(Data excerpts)
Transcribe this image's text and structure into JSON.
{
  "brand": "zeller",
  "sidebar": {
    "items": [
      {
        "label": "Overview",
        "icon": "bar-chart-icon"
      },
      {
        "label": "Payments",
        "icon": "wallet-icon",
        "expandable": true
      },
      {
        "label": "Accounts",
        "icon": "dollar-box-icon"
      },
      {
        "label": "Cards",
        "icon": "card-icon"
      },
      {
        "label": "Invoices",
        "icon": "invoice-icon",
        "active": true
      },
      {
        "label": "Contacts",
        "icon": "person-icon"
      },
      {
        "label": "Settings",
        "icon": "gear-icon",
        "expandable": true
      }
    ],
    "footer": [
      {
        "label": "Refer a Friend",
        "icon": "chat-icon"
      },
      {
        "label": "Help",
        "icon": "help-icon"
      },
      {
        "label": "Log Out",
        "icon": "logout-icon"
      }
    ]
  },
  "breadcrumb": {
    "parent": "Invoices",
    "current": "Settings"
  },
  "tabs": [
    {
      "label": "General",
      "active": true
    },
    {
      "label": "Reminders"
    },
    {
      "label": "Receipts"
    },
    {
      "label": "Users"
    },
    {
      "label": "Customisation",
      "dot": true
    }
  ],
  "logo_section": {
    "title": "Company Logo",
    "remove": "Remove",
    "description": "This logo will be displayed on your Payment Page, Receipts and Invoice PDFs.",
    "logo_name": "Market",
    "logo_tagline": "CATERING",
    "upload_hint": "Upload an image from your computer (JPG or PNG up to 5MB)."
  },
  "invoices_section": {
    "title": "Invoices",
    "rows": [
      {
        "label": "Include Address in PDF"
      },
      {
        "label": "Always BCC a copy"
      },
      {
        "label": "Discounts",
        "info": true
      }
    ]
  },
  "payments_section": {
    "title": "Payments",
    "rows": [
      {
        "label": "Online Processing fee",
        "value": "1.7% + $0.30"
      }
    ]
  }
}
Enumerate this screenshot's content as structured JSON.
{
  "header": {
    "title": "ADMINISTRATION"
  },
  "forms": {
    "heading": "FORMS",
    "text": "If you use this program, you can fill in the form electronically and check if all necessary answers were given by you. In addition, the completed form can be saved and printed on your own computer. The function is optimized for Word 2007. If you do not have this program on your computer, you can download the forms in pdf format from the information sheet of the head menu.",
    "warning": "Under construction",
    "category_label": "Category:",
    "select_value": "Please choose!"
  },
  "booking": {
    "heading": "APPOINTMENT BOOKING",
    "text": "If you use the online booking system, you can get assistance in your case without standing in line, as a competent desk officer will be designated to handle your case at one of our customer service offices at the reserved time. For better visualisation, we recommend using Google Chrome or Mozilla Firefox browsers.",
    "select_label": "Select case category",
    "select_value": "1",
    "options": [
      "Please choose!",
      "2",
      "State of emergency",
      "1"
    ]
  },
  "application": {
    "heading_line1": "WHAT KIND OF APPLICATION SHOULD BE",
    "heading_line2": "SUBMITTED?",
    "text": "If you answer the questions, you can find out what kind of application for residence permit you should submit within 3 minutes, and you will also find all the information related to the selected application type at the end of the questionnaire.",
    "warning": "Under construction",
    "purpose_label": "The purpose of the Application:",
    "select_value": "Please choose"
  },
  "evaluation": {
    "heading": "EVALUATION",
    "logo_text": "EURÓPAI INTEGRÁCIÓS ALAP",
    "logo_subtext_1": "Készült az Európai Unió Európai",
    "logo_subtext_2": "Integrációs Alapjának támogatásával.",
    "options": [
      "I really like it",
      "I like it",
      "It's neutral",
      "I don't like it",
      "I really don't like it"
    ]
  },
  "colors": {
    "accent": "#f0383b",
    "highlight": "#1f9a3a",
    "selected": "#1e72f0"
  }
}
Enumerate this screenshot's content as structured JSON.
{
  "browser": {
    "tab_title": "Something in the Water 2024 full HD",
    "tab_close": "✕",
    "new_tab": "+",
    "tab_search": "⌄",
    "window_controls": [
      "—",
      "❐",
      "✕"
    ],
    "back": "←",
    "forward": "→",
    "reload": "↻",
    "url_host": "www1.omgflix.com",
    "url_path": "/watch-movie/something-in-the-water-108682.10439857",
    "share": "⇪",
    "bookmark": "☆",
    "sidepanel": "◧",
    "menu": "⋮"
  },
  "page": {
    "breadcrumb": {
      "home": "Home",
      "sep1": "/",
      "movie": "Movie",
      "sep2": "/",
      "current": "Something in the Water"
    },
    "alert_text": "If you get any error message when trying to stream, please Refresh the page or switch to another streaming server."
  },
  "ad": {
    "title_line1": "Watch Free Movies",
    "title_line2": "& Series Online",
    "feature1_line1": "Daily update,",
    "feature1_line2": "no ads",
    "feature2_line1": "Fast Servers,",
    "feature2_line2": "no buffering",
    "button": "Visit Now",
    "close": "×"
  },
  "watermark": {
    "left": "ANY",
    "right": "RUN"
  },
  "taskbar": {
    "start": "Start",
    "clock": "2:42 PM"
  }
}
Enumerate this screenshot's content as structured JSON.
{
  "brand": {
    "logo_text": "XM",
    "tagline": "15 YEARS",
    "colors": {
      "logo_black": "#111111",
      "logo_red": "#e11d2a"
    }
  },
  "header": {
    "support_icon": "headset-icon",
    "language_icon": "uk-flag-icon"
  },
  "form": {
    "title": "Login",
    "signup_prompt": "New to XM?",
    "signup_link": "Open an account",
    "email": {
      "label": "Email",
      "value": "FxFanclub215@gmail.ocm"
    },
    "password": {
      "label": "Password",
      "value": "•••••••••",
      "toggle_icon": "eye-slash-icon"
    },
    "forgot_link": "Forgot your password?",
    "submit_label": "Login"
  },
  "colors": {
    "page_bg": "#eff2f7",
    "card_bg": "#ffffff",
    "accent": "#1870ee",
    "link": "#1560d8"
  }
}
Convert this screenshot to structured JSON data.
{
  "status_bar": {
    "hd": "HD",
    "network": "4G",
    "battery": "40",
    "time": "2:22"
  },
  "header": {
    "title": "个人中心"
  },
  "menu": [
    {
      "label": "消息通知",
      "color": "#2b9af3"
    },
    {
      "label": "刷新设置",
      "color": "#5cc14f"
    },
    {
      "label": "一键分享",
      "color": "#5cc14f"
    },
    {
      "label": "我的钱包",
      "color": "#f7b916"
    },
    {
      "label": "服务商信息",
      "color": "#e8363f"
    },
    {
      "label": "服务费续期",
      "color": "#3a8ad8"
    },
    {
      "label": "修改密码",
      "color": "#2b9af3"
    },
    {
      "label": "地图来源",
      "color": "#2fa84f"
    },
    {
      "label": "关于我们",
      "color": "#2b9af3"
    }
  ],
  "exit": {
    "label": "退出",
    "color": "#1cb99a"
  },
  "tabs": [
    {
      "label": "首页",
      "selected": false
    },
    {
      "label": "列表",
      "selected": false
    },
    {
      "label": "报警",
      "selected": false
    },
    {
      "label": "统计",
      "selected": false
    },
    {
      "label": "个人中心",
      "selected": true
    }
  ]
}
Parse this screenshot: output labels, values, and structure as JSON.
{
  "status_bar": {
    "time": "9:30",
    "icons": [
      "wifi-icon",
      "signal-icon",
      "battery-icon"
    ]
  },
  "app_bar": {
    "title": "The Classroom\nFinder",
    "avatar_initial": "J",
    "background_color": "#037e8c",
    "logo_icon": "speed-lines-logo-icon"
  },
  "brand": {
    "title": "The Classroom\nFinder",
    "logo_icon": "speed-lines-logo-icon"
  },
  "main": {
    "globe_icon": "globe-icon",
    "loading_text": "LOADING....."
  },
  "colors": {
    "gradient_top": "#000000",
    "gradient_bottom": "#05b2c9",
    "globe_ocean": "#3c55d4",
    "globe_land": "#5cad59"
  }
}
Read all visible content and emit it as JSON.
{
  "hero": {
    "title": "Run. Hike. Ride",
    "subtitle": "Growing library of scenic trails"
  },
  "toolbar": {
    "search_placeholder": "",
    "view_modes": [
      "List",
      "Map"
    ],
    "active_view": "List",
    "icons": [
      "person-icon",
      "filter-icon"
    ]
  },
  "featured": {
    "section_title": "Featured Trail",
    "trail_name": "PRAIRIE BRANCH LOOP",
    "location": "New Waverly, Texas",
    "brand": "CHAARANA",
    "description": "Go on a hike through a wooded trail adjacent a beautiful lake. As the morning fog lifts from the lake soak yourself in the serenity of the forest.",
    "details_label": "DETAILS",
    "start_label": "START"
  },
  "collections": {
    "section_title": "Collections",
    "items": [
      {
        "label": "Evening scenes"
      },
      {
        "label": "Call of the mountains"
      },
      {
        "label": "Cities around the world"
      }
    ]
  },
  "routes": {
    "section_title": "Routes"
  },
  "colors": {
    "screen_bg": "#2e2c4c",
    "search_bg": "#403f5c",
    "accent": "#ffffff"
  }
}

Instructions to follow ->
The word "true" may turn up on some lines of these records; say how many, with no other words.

Answer to this task ->
7